--- Dataset extract Enclosed Below ---

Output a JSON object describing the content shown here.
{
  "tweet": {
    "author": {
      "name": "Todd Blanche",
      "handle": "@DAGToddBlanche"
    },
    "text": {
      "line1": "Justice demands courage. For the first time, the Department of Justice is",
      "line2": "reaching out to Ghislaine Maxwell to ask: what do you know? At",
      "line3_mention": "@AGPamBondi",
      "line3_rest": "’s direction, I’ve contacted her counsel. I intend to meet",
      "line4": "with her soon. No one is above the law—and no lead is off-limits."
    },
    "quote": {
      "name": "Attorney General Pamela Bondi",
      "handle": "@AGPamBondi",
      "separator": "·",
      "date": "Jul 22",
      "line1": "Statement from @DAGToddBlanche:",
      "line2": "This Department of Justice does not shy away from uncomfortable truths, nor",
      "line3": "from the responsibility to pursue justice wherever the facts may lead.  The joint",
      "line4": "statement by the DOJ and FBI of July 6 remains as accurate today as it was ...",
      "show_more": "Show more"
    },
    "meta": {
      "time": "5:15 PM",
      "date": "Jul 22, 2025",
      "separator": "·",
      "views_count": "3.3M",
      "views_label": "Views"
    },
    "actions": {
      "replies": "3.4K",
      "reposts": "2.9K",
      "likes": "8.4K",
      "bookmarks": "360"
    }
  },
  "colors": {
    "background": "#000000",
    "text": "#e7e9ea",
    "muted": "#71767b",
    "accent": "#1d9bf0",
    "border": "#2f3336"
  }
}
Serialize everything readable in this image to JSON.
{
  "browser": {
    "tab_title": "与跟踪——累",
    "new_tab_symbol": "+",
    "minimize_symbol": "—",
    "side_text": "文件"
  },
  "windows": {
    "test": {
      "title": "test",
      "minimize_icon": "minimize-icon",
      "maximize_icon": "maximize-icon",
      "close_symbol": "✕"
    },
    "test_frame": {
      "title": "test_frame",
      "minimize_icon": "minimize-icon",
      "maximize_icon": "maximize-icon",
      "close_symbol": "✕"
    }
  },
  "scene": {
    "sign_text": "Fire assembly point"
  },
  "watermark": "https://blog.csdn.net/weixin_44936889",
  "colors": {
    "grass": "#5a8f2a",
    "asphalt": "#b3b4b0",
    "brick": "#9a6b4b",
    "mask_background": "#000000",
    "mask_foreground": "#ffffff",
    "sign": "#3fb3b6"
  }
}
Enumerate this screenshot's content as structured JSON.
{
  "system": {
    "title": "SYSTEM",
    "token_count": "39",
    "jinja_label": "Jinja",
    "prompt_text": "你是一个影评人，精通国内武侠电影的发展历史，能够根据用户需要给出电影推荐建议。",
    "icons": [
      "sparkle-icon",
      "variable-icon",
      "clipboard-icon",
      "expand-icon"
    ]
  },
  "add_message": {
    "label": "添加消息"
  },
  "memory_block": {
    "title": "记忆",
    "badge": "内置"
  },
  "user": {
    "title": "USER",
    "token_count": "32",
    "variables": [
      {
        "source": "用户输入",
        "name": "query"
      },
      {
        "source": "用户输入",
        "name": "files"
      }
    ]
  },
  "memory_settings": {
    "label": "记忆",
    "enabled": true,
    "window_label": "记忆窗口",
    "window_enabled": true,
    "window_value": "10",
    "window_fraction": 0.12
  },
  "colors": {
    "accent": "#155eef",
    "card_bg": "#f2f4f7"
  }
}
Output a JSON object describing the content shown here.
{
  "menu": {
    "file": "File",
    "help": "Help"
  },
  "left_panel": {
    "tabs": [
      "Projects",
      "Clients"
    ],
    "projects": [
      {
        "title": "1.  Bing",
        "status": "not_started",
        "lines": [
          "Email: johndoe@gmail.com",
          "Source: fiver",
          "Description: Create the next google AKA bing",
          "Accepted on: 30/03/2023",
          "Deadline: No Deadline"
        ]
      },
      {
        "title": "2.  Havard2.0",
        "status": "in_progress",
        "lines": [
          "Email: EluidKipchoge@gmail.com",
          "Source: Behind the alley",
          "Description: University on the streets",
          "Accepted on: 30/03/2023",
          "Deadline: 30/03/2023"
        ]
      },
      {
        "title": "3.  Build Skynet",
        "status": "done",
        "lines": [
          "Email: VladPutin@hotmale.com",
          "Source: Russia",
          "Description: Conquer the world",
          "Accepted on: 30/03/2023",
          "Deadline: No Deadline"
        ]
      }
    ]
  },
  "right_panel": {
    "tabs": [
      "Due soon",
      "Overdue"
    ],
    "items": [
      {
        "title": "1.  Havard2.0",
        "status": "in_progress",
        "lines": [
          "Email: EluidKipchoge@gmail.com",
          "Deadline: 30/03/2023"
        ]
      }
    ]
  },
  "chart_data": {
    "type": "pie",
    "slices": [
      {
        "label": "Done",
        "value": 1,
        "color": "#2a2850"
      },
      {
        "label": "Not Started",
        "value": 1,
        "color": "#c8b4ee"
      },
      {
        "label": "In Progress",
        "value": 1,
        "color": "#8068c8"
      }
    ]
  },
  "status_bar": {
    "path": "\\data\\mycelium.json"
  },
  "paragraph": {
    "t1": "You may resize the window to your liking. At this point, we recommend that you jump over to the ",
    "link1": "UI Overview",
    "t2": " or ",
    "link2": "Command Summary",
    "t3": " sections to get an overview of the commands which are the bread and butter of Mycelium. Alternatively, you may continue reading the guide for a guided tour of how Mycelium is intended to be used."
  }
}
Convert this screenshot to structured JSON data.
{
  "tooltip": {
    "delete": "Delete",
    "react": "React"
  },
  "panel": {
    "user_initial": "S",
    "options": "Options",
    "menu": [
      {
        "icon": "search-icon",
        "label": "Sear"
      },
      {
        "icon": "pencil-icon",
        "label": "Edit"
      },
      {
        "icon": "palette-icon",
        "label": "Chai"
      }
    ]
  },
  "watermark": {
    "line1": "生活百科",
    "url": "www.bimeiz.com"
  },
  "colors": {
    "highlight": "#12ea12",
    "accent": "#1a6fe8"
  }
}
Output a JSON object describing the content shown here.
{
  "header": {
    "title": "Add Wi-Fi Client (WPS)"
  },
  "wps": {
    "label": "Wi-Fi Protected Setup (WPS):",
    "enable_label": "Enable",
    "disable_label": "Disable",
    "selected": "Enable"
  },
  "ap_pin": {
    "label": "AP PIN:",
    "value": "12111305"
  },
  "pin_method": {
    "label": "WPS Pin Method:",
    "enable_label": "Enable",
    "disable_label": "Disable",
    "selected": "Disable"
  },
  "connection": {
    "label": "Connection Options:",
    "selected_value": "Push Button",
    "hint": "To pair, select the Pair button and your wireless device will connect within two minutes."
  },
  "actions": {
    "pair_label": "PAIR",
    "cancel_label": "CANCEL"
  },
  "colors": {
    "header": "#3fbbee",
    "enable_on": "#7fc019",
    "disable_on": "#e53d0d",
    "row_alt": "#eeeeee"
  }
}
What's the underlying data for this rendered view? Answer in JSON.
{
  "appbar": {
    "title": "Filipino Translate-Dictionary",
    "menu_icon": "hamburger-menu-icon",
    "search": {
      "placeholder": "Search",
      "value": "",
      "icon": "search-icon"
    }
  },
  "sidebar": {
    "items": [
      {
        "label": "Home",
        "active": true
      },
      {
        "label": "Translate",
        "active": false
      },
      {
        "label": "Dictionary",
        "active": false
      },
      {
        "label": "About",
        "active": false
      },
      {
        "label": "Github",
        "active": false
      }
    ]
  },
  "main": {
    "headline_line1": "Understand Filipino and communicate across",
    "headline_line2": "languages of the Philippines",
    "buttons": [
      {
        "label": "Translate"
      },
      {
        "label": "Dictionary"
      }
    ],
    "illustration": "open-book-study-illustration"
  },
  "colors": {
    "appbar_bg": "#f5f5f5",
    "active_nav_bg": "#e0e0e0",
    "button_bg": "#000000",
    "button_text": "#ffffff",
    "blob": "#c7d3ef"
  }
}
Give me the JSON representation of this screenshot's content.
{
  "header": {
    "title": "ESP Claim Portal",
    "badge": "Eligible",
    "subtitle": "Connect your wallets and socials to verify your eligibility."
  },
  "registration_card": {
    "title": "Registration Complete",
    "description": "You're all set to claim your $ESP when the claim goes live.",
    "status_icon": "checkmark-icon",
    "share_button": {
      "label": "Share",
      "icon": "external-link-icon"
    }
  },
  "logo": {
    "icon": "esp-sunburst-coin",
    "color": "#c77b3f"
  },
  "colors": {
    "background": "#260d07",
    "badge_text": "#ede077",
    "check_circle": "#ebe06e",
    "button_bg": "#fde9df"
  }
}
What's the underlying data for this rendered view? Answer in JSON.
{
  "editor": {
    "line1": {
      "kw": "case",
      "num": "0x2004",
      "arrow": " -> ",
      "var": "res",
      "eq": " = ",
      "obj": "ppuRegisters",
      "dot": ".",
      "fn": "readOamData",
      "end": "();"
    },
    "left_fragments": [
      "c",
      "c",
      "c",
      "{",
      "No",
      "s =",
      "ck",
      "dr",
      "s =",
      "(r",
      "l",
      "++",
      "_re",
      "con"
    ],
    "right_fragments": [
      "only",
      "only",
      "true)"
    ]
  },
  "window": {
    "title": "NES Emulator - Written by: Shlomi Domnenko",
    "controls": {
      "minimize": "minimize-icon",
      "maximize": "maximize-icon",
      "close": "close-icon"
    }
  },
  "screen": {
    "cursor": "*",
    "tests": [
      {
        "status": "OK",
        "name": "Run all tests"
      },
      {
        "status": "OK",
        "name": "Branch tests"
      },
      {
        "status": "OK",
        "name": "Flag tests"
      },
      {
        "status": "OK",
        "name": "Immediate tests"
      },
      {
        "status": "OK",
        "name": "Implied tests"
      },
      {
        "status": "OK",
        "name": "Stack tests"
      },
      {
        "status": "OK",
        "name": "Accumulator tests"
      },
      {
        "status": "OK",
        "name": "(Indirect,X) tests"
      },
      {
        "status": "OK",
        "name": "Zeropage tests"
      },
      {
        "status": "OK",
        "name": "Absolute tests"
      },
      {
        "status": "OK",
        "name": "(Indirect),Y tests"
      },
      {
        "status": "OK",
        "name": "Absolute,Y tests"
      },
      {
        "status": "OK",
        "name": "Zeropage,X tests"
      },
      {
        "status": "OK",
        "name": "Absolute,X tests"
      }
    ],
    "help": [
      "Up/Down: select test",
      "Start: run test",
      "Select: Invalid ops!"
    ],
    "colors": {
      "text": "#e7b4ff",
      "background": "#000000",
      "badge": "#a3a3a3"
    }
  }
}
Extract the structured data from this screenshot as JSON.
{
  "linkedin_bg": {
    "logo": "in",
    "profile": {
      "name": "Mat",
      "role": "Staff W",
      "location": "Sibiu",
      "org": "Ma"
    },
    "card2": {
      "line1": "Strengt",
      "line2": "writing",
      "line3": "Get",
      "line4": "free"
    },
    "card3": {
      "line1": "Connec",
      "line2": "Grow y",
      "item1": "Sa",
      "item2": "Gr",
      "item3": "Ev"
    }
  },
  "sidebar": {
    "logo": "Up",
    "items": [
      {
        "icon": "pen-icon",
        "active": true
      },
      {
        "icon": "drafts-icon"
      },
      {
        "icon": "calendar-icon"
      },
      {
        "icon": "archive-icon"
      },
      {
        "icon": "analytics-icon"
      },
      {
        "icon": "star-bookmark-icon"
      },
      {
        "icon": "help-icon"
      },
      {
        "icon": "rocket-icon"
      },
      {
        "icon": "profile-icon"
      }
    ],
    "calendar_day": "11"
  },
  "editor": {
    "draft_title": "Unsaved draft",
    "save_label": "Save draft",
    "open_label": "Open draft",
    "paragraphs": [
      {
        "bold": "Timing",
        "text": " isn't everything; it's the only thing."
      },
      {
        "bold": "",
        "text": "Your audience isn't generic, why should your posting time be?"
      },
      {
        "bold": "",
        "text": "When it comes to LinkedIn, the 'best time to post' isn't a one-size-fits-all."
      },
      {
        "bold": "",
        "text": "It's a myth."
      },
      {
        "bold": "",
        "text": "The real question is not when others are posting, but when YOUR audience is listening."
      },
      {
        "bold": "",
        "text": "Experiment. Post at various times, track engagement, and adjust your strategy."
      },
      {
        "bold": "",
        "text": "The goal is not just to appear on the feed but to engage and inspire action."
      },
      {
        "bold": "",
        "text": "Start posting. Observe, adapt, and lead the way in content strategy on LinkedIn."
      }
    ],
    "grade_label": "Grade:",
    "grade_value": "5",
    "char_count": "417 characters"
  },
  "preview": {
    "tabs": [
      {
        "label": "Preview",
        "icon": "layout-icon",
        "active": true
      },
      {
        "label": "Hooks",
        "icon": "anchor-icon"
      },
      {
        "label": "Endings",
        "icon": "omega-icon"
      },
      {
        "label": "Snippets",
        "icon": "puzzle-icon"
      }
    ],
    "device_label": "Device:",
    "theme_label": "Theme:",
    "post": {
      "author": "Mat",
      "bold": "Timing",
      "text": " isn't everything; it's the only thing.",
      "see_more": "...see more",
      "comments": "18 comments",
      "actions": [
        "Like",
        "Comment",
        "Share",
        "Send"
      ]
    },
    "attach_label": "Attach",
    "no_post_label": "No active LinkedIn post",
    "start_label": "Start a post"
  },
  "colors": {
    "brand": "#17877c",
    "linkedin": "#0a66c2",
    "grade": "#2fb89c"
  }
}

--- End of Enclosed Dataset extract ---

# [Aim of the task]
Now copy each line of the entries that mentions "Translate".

# [Output for this exercise]
    "title": "Filipino Translate-Dictionary",
        "label": "Translate",
        "label": "Translate"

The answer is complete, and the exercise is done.